__What is needed__:
All lines below containing the string "Customer" are to be copied.

(Data records for software interfaces)
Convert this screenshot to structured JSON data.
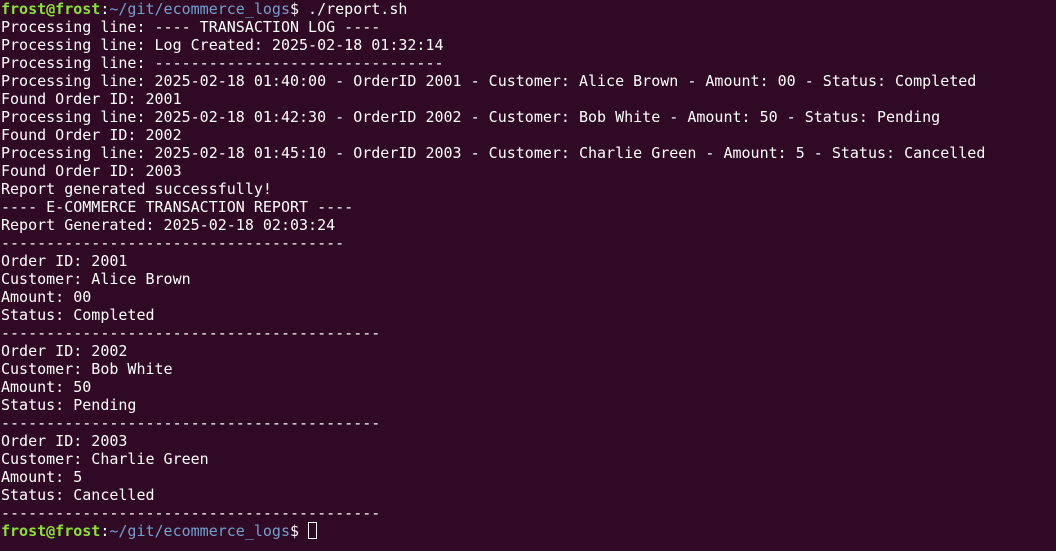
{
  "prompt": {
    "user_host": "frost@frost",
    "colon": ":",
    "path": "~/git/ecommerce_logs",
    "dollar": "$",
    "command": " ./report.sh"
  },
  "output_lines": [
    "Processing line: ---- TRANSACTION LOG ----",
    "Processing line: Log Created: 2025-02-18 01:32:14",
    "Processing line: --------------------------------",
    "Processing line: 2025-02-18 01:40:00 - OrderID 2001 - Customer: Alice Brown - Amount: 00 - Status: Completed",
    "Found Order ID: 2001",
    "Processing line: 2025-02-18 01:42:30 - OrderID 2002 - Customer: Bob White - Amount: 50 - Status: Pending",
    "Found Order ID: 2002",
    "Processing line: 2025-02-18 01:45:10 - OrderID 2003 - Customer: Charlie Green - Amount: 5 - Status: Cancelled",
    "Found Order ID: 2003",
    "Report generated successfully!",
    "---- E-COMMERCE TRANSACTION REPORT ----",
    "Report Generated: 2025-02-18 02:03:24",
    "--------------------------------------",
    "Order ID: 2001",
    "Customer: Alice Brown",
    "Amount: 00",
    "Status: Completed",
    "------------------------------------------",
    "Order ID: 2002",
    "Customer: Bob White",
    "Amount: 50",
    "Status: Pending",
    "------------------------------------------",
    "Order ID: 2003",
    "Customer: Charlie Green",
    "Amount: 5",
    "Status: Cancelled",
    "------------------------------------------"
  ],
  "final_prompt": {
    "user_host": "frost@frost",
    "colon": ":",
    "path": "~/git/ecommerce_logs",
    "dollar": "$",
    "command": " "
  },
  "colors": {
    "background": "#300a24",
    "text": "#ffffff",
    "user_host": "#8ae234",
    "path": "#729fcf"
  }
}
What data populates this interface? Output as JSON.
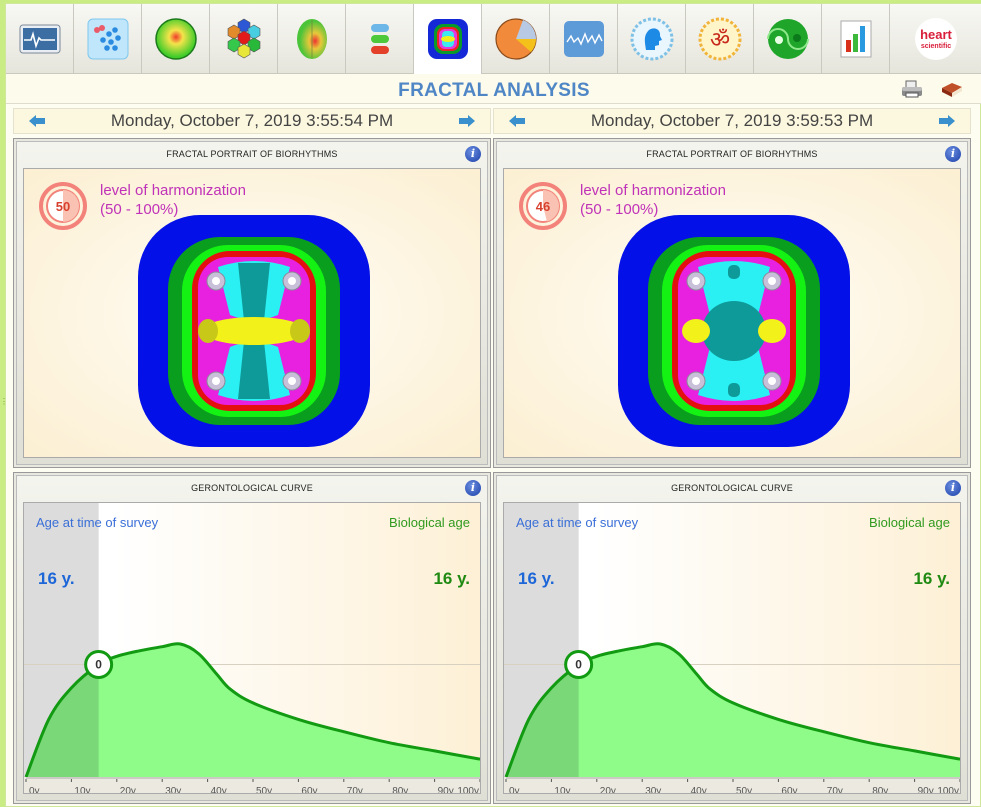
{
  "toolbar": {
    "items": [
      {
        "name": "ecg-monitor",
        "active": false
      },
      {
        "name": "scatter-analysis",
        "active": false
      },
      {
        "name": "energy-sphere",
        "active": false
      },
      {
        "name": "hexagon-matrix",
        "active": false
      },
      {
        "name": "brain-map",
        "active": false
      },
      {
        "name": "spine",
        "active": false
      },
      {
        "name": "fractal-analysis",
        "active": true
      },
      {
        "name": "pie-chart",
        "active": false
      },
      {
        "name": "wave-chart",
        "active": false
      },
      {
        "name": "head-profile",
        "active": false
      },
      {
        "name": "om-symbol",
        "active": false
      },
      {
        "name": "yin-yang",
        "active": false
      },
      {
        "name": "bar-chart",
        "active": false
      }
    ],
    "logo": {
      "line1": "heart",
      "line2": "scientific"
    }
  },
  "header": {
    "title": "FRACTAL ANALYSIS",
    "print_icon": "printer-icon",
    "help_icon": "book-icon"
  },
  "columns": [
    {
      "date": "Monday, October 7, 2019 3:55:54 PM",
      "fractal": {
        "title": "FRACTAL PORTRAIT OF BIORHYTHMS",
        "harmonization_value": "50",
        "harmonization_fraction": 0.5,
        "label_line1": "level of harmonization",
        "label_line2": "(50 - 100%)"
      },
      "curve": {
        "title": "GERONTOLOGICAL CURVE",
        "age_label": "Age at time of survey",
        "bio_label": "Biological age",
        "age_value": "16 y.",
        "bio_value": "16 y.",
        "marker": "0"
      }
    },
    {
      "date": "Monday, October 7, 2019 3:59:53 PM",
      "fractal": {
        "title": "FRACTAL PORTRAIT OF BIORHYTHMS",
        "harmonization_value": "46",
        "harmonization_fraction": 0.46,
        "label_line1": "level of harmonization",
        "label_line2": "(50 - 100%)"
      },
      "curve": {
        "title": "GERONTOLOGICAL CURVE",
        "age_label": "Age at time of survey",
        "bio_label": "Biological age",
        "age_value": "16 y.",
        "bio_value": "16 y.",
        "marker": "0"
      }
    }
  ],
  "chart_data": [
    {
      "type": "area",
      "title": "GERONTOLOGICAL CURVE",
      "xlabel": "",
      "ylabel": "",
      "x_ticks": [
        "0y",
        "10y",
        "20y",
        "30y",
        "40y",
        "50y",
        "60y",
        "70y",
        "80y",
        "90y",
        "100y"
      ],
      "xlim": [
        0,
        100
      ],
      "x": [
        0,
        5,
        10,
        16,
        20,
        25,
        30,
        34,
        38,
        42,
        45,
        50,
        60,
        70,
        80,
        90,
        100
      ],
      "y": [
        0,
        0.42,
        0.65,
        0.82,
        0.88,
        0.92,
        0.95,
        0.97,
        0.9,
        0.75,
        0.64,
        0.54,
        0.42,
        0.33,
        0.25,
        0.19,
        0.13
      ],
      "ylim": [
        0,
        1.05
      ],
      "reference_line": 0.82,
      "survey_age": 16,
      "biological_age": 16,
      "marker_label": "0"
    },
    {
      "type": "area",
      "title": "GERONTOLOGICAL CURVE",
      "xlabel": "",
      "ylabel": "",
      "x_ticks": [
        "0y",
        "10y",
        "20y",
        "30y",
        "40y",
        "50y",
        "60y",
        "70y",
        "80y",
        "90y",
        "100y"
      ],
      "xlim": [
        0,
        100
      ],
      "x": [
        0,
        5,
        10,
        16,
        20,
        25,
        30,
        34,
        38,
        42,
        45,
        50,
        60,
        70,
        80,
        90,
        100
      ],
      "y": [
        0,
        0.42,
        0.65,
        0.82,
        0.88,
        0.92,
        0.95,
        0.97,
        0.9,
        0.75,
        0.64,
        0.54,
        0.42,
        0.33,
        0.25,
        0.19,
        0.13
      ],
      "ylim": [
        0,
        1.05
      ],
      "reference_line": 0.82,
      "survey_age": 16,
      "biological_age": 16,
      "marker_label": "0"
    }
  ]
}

__Exercise result__:
    "Processing line: 2025-02-18 01:40:00 - OrderID 2001 - Customer: Alice Brown - Amount: 00 - Status: Completed",
    "Processing line: 2025-02-18 01:42:30 - OrderID 2002 - Customer: Bob White - Amount: 50 - Status: Pending",
    "Processing line: 2025-02-18 01:45:10 - OrderID 2003 - Customer: Charlie Green - Amount: 5 - Status: Cancelled",
    "Customer: Alice Brown",
    "Customer: Bob White",
    "Customer: Charlie Green",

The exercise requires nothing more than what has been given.